◆ **Assignment**
Search the entries below for the string "사이여야" and give the number of lines that hold it, nothing else.
- Opening Delimiter -
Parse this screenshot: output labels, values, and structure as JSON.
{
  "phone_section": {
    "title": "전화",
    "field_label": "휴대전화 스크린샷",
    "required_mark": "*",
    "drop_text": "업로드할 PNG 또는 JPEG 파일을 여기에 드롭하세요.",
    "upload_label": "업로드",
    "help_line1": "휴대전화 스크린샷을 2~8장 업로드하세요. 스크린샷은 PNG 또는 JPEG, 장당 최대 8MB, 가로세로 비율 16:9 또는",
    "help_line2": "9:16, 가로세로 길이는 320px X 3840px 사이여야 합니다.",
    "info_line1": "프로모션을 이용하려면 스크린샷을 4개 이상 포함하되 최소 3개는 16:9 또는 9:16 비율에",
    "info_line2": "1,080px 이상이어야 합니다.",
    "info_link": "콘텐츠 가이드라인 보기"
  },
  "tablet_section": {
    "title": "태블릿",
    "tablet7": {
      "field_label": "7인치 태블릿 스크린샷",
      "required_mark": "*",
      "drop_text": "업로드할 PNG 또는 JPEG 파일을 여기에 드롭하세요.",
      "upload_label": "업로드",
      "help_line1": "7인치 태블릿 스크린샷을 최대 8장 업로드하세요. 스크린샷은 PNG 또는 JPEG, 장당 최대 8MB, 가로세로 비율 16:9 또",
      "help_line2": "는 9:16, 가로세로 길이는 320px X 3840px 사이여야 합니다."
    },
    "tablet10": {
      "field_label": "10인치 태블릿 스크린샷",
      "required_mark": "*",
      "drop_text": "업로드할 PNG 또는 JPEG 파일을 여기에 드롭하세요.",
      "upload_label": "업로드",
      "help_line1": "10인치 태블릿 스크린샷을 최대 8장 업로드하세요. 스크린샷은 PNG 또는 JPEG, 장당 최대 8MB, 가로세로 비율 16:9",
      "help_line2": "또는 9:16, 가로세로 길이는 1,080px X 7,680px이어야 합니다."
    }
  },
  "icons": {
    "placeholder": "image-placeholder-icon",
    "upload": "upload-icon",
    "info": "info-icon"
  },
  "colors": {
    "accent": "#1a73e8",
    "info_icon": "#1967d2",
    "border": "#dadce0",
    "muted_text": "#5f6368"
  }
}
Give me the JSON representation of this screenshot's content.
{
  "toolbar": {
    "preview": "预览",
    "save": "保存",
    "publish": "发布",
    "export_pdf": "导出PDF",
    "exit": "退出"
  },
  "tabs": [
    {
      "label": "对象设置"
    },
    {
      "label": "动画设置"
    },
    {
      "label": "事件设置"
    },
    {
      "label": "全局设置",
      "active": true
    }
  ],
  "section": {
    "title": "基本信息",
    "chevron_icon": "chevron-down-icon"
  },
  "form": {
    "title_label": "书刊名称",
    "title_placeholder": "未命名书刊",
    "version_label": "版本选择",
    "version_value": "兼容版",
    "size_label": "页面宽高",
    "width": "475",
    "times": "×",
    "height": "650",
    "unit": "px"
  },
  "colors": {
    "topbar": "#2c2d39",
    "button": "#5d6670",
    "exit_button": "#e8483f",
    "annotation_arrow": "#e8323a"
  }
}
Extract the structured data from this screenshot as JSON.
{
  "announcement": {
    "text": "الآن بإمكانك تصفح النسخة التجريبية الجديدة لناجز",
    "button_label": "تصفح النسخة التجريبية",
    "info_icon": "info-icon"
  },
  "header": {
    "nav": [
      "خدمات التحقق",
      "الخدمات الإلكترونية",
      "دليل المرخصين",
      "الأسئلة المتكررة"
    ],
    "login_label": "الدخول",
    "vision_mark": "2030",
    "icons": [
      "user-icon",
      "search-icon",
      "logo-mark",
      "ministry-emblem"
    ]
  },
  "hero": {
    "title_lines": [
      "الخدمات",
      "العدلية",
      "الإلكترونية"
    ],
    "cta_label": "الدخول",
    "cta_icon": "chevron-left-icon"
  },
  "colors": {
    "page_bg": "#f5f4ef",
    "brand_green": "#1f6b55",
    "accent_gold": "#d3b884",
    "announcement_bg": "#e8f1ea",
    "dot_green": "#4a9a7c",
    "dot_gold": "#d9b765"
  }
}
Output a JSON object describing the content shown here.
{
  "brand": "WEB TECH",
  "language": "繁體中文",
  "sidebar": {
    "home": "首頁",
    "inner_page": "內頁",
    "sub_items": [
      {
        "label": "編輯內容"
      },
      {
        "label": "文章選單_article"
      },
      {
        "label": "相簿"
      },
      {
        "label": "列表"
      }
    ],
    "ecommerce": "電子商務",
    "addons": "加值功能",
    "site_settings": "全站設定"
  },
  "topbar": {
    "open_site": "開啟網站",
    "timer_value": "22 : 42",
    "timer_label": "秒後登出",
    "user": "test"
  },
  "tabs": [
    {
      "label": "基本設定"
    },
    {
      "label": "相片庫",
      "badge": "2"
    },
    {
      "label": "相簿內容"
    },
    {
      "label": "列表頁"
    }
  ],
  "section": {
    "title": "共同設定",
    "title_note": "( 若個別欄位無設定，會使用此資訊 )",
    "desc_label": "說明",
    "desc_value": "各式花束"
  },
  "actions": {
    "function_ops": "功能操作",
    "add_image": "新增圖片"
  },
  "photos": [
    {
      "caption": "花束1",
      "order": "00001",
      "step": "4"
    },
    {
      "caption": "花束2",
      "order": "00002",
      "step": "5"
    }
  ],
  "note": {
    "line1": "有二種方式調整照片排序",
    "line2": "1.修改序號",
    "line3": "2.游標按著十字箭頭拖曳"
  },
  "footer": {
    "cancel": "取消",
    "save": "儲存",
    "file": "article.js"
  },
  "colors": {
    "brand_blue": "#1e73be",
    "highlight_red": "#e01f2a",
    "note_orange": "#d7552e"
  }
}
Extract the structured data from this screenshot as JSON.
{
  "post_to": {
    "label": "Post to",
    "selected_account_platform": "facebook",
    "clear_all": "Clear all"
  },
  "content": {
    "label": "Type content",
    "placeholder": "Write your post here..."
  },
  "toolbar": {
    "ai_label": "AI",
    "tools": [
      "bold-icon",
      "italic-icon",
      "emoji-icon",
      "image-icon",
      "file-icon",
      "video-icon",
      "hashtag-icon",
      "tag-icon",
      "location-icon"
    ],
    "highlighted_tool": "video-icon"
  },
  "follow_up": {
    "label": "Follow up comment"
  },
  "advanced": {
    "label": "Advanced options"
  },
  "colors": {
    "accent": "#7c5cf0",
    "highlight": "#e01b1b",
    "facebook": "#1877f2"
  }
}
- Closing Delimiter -
◆ **Answer space**
2